Cuban cuisine has chewed its way into South Florida's culture. Many an abuela has shared family recipes for ropa vieja and bistec empanizado, through generations. WLRN wants a seat at your table to hear stories, memories or recipes from your kitchen.
These are the first lines of Richard Blanco's poem, "Cooking with Mamá in Maine" from his book, Looking for the Gulf Motel.
Two years since trading mangos
for these maples, the white dunes
of the beach for the White Mountains
etched in my living room window,
I ask my mother to teach me how
to make my favorite Cuban dish.
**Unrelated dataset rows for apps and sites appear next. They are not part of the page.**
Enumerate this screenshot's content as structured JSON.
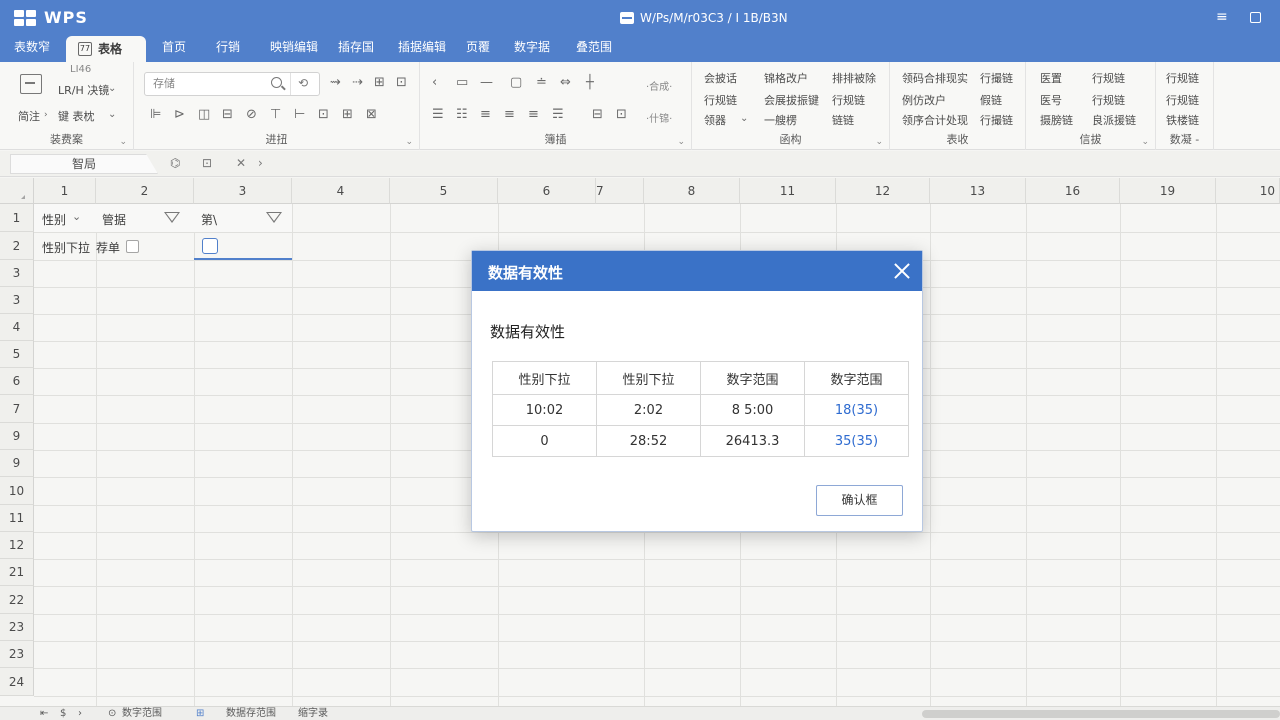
{
  "titlebar": {
    "logo": "WPS",
    "doc_title": "W/Ps/M/r03C3 / I 1B/B3N"
  },
  "menu": {
    "tabs": [
      {
        "label": "表数窄"
      },
      {
        "label": "表格",
        "active": true,
        "icon_text": "77"
      },
      {
        "label": "首页"
      },
      {
        "label": "行销"
      },
      {
        "label": "映销编辑"
      },
      {
        "label": "插存国"
      },
      {
        "label": "插据编辑"
      },
      {
        "label": "页覆"
      },
      {
        "label": "数字据"
      },
      {
        "label": "叠范围"
      }
    ]
  },
  "ribbon": {
    "g1": {
      "top_small": "LI46",
      "mid": "LR/H 决镜",
      "bottom_a": "简注",
      "bottom_b": "键 表枕",
      "label": "装费案"
    },
    "g2": {
      "search_placeholder": "存储",
      "label": "进扭",
      "icon_row1": [
        "⇝",
        "⇢",
        "⊞",
        "⊡"
      ],
      "icon_row2": [
        "⊫",
        "⊳",
        "◫",
        "⊟",
        "⊘",
        "⊤",
        "⊢",
        "⊡",
        "⊞",
        "⊠"
      ]
    },
    "g3": {
      "label": "簿插",
      "hint1": "·合成·",
      "hint2": "·什锦·",
      "icons_row1": [
        "‹",
        "▭",
        "—",
        "▢",
        "≐",
        "⇔",
        "┼"
      ],
      "icons_row2": [
        "☰",
        "☷",
        "≡",
        "≡",
        "≡",
        "☴",
        "⊟",
        "⊡"
      ]
    },
    "g4": {
      "label": "函构",
      "r1": [
        "会披话",
        "锦格改户",
        "排排被除"
      ],
      "r2": [
        "行规链",
        "会展拔振键",
        "行规链"
      ],
      "r3": [
        "领器",
        "一艘楞",
        "链链"
      ]
    },
    "g5": {
      "label": "表收",
      "r1": [
        "领码合排现实",
        "行撮链"
      ],
      "r2": [
        "例仿改户",
        "假链"
      ],
      "r3": [
        "领序合计处现",
        "行撮链"
      ]
    },
    "g6": {
      "label": "信拔",
      "r1": [
        "医置",
        "行规链"
      ],
      "r2": [
        "医号",
        "行规链"
      ],
      "r3": [
        "摄膀链",
        "良派援链"
      ]
    },
    "g7": {
      "label": "数凝 -",
      "r1": "行规链",
      "r2": "行规链",
      "r3": "铁楼链"
    }
  },
  "namebox": "智局",
  "columns": [
    "1",
    "2",
    "3",
    "4",
    "5",
    "6",
    "7",
    "8",
    "11",
    "12",
    "13",
    "16",
    "19",
    "10"
  ],
  "rows": [
    "1",
    "2",
    "3",
    "3",
    "4",
    "5",
    "6",
    "7",
    "9",
    "9",
    "10",
    "11",
    "12",
    "21",
    "22",
    "23",
    "23",
    "24"
  ],
  "cells": {
    "a1": "性别",
    "b1": "管据",
    "c1": "第\\",
    "a2": "性别下拉",
    "b2": "荐单"
  },
  "sheet_tabs": [
    "数字范围",
    "数据存范围",
    "缩字录"
  ],
  "dialog": {
    "title": "数据有效性",
    "subtitle": "数据有效性",
    "headers": [
      "性别下拉",
      "性别下拉",
      "数字范围",
      "数字范围"
    ],
    "rows": [
      [
        "10:02",
        "2:02",
        "8 5:00",
        "18(35)"
      ],
      [
        "0",
        "28:52",
        "26413.3",
        "35(35)"
      ]
    ],
    "ok_button": "确认框"
  }
}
Blanco's poetry is filled with vivid descriptions of the Cuban exile experience, especially the flavors his mother brought to Miami when his parents left Cuba (by way of Spain).
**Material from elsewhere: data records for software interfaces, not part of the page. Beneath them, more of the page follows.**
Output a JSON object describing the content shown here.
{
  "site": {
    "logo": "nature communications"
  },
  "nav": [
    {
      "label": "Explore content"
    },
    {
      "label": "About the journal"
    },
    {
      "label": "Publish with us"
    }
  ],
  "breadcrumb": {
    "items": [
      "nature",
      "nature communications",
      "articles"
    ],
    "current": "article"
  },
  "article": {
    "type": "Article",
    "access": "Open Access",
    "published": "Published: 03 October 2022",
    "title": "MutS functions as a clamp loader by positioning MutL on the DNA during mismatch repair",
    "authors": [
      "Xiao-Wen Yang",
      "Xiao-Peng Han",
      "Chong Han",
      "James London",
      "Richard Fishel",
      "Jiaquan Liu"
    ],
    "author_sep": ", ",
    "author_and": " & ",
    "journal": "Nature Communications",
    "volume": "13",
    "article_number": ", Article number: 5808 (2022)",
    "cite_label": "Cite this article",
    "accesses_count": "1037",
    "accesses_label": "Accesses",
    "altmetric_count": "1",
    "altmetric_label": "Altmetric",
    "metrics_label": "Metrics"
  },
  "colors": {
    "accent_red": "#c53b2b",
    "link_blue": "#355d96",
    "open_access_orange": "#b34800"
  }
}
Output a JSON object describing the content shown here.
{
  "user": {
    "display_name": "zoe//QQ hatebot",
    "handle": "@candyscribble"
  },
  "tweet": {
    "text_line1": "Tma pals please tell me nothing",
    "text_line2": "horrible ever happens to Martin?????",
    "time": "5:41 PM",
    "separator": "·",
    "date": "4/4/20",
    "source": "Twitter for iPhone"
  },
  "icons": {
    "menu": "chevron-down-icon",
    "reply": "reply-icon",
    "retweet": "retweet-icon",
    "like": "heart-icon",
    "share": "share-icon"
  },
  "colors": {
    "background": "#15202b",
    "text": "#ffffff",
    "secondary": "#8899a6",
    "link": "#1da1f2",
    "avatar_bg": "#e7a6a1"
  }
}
When he left Miami for Maine several years ago, he missed those flavors of Miami, those flavors of Cuba, those flavors of his childhood. In this poem, as Blanco watches his mother prepare his favorite dish, he contemplates his youth, the trajectory of his mother's life, and his own future.
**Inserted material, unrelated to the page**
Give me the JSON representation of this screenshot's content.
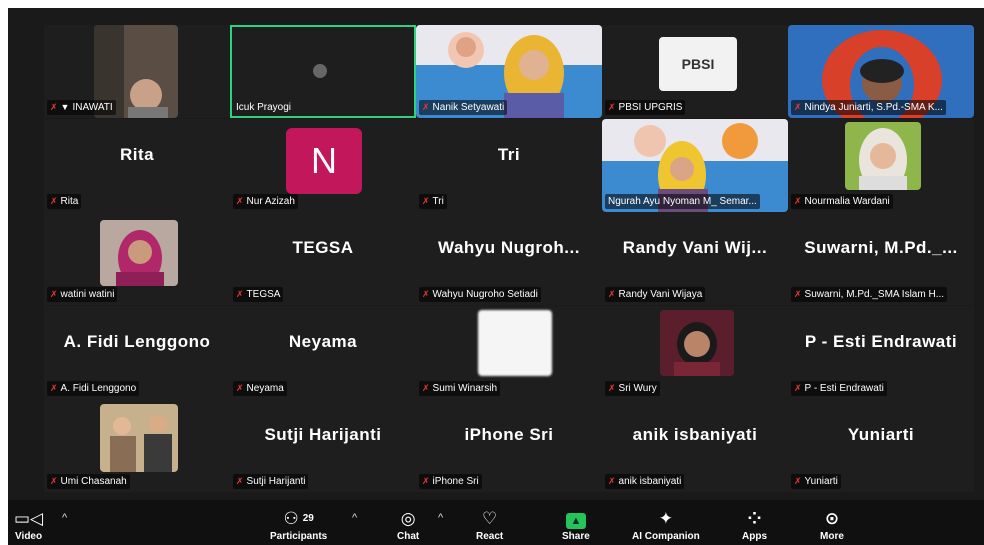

In January, Richard Blanco read his poem, "One Today," at President Obama's inauguration. His memoir, For All of Us, One Today: An Inaugural Poet's Journey, is due out in November from Beacon Press.